**WORK INSTRUCTION**
What is asked for is the whole listing, given again word for word.

**RECORDS FOR THIS EXERCISE**
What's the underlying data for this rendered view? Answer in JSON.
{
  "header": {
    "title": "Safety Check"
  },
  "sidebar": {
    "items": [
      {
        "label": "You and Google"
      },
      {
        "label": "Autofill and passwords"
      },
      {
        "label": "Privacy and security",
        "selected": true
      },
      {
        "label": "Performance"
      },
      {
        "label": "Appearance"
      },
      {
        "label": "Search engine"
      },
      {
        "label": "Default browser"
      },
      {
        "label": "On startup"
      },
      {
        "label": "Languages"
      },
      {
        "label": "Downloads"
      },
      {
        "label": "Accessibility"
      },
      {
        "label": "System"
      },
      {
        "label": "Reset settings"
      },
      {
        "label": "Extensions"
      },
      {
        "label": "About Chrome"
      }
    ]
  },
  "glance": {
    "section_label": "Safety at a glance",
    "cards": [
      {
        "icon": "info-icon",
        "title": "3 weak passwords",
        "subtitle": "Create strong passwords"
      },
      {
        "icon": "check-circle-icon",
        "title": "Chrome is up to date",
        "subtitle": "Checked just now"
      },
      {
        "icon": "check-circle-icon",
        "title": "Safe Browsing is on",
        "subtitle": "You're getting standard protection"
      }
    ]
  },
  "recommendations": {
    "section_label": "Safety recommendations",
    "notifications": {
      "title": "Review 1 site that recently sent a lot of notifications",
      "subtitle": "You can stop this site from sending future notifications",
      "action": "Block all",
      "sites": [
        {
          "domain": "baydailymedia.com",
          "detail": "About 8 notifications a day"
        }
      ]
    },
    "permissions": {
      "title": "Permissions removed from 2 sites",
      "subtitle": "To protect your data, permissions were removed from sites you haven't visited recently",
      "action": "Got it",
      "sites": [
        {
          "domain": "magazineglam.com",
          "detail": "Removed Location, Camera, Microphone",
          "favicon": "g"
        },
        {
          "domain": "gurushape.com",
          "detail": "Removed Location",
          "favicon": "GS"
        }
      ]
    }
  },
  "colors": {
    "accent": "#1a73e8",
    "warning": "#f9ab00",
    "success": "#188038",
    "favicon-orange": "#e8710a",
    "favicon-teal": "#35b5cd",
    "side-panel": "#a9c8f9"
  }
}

**ANSWER FOR THIS EXERCISE**
What's the underlying data for this rendered view? Answer in JSON.
{
  "header": {
    "title": "Safety Check"
  },
  "sidebar": {
    "items": [
      {
        "label": "You and Google"
      },
      {
        "label": "Autofill and passwords"
      },
      {
        "label": "Privacy and security",
        "selected": true
      },
      {
        "label": "Performance"
      },
      {
        "label": "Appearance"
      },
      {
        "label": "Search engine"
      },
      {
        "label": "Default browser"
      },
      {
        "label": "On startup"
      },
      {
        "label": "Languages"
      },
      {
        "label": "Downloads"
      },
      {
        "label": "Accessibility"
      },
      {
        "label": "System"
      },
      {
        "label": "Reset settings"
      },
      {
        "label": "Extensions"
      },
      {
        "label": "About Chrome"
      }
    ]
  },
  "glance": {
    "section_label": "Safety at a glance",
    "cards": [
      {
        "icon": "info-icon",
        "title": "3 weak passwords",
        "subtitle": "Create strong passwords"
      },
      {
        "icon": "check-circle-icon",
        "title": "Chrome is up to date",
        "subtitle": "Checked just now"
      },
      {
        "icon": "check-circle-icon",
        "title": "Safe Browsing is on",
        "subtitle": "You're getting standard protection"
      }
    ]
  },
  "recommendations": {
    "section_label": "Safety recommendations",
    "notifications": {
      "title": "Review 1 site that recently sent a lot of notifications",
      "subtitle": "You can stop this site from sending future notifications",
      "action": "Block all",
      "sites": [
        {
          "domain": "baydailymedia.com",
          "detail": "About 8 notifications a day"
        }
      ]
    },
    "permissions": {
      "title": "Permissions removed from 2 sites",
      "subtitle": "To protect your data, permissions were removed from sites you haven't visited recently",
      "action": "Got it",
      "sites": [
        {
          "domain": "magazineglam.com",
          "detail": "Removed Location, Camera, Microphone",
          "favicon": "g"
        },
        {
          "domain": "gurushape.com",
          "detail": "Removed Location",
          "favicon": "GS"
        }
      ]
    }
  },
  "colors": {
    "accent": "#1a73e8",
    "warning": "#f9ab00",
    "success": "#188038",
    "favicon-orange": "#e8710a",
    "favicon-teal": "#35b5cd",
    "side-panel": "#a9c8f9"
  }
}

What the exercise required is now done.